--- Exercise ---
Copies of all lines containing the string "result" are needed from the data below.

--- Material for this exercise ---

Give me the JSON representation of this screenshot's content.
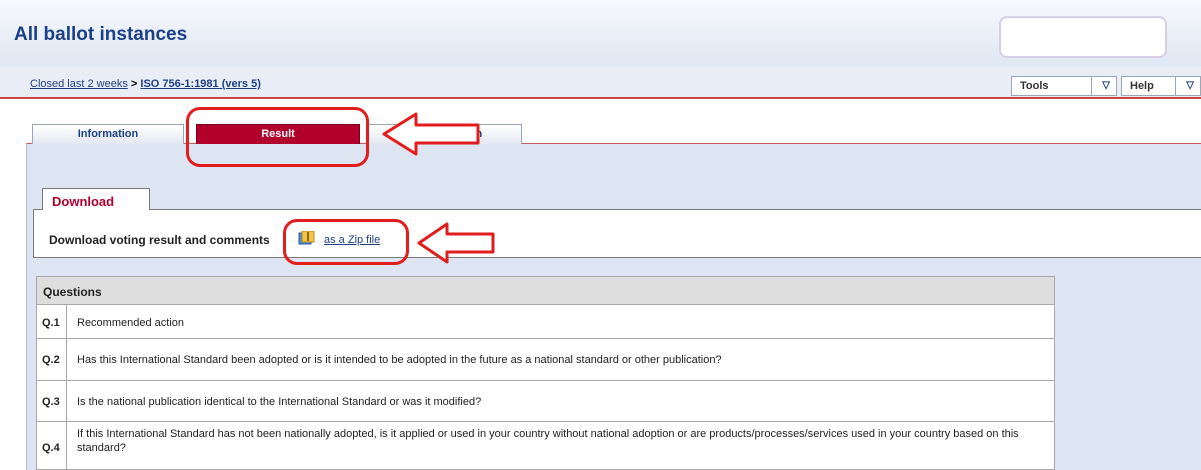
{
  "header": {
    "title": "All ballot instances"
  },
  "breadcrumb": {
    "parent": "Closed last 2 weeks",
    "separator": ">",
    "current": "ISO 756-1:1981 (vers 5)"
  },
  "menus": {
    "tools": "Tools",
    "help": "Help",
    "dropdown_glyph": "▽"
  },
  "tabs": {
    "information": "Information",
    "result": "Result",
    "third": "ation"
  },
  "download": {
    "title": "Download",
    "label": "Download voting result and comments",
    "zip_link": "as a Zip file"
  },
  "questions": {
    "header": "Questions",
    "rows": [
      {
        "num": "Q.1",
        "text": "Recommended action"
      },
      {
        "num": "Q.2",
        "text": "Has this International Standard been adopted or is it intended to be adopted in the future as a national standard or other publication?"
      },
      {
        "num": "Q.3",
        "text": "Is the national publication identical to the International Standard or was it modified?"
      },
      {
        "num": "Q.4",
        "text": "If this International Standard has not been nationally adopted, is it applied or used in your country without national adoption or are products/processes/services used in your country based on this standard?"
      }
    ]
  },
  "colors": {
    "title_blue": "#1c3f8a",
    "active_tab": "#b2002c",
    "annotation_red": "#e11d1d"
  },
  "icons": {
    "zip": "zip-file-icon",
    "dropdown": "triangle-down-icon"
  }
}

--- Finished exercise ---
    "result": "Result",
    "label": "Download voting result and comments",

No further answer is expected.